Martinez-Flores figured to be a war, albeit one with a clear favorite. Martinez-Calleros doesn’t have that sort of juice on paper, but you never know. Calleros has absolutely nothing to lose here. He’s a 12-year pro who’s never been a real contender at any weight he’s fought, and he’s bounced around between 105 and 112, even taking a fight at 122 in the summer of 2019 (he won). Overall he’s won five in a row.

It should be noted that if you look at his weights, he appears to have some history of trouble on the scales. He missed weight badly for a Sept. 2019 fight against Christian Eduardo Bacasegua, which was a flyweight fight, and Calleros weighed in almost four pounds heavy. And back in 2014, he had a bout against a debuting opponent who came in at 114¾, while Calleros checked in at 120¼. There’s also a 2010 fight where his opponent was under the 108-pound limit, while Calleros weighed in at 110¼. Often in non-title fights you have catchweights and contract weights that don’t meet traditional weight class limits, but you don’t really see things like that. Usually when that happens guys are still right about the same weight, not multiple pounds apart. I’m not saying this means the world, but maybe just don’t be too shocked if he doesn’t make weight on Thursday, all things considered.

And it likely won’t matter; Martinez is a huge step up in class for Calleros from his recent fights.
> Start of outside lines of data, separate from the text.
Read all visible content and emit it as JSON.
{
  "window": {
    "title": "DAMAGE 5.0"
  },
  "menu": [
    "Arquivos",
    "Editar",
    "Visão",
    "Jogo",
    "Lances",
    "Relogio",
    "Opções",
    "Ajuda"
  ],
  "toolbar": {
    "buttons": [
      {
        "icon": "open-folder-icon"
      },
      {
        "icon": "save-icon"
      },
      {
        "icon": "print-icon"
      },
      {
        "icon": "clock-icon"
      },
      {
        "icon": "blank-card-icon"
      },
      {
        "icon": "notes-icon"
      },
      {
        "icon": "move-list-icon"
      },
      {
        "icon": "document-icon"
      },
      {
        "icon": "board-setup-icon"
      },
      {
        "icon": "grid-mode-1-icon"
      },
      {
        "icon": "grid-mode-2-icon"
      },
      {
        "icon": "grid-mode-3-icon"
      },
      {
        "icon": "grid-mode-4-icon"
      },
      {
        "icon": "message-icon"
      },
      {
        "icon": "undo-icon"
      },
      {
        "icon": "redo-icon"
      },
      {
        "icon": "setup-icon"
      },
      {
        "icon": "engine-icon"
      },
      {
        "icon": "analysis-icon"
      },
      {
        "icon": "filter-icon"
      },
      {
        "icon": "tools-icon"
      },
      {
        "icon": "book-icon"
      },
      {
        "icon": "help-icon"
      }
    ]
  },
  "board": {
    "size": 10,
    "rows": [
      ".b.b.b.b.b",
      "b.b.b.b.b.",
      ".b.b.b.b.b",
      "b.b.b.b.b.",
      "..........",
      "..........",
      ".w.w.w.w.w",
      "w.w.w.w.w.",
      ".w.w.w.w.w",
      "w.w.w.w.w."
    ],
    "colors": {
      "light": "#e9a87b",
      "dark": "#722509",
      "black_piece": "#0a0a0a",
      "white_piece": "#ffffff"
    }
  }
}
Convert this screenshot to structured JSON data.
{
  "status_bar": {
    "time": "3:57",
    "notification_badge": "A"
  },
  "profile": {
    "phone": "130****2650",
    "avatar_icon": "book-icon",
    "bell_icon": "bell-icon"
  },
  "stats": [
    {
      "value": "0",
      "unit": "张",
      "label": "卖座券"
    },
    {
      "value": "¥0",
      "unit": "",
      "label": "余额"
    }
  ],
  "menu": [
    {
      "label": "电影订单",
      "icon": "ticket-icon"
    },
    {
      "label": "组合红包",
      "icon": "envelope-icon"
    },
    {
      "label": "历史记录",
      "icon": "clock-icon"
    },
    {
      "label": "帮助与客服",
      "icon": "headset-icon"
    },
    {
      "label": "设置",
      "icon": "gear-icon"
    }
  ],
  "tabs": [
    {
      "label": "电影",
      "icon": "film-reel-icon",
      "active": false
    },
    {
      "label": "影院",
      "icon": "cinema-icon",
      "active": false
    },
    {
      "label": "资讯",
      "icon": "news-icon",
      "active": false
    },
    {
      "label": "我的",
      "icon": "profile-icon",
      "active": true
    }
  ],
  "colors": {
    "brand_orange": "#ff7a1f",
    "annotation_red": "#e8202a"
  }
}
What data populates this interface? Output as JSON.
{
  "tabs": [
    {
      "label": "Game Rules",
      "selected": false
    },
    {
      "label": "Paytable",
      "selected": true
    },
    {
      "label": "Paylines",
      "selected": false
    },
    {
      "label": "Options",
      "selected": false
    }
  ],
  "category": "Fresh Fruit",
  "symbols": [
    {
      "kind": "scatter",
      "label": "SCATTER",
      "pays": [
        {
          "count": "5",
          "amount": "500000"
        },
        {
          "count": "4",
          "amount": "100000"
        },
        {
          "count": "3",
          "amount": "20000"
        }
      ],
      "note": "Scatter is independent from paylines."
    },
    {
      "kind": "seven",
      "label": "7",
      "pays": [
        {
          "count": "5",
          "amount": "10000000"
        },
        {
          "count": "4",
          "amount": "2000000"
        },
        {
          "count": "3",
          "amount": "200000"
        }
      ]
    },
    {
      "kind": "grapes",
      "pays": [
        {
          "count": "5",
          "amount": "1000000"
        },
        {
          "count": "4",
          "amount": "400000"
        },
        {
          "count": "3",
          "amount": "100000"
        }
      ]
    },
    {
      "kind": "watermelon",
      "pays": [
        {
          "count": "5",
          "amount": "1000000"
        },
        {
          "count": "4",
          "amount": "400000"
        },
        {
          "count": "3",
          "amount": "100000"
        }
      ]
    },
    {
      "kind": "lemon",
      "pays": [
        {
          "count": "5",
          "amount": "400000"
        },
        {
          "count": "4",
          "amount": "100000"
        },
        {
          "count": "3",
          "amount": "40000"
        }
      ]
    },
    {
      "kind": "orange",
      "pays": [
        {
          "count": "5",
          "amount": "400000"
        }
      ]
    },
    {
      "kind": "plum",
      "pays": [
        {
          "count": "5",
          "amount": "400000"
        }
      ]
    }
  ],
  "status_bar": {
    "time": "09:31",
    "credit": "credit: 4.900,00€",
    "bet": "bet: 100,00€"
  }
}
Calleros did fight for an interim 105-pound belt in 2017, losing to Tatsuya Fukuhara, and for a full 105-pound belt in 2018, losing to Ryuya Yamanaka. He also lost to Jose Argumedo, a solid contender at 105/108, in 2018. So he’s been in with a few notably good opponents just counting the last few years. He is also 0-3 against them.

Sign up for the newsletter Sign up for the Bad Left Hook Daily Roundup newsletter!

A daily roundup of all your global boxing news from Bad Left Hook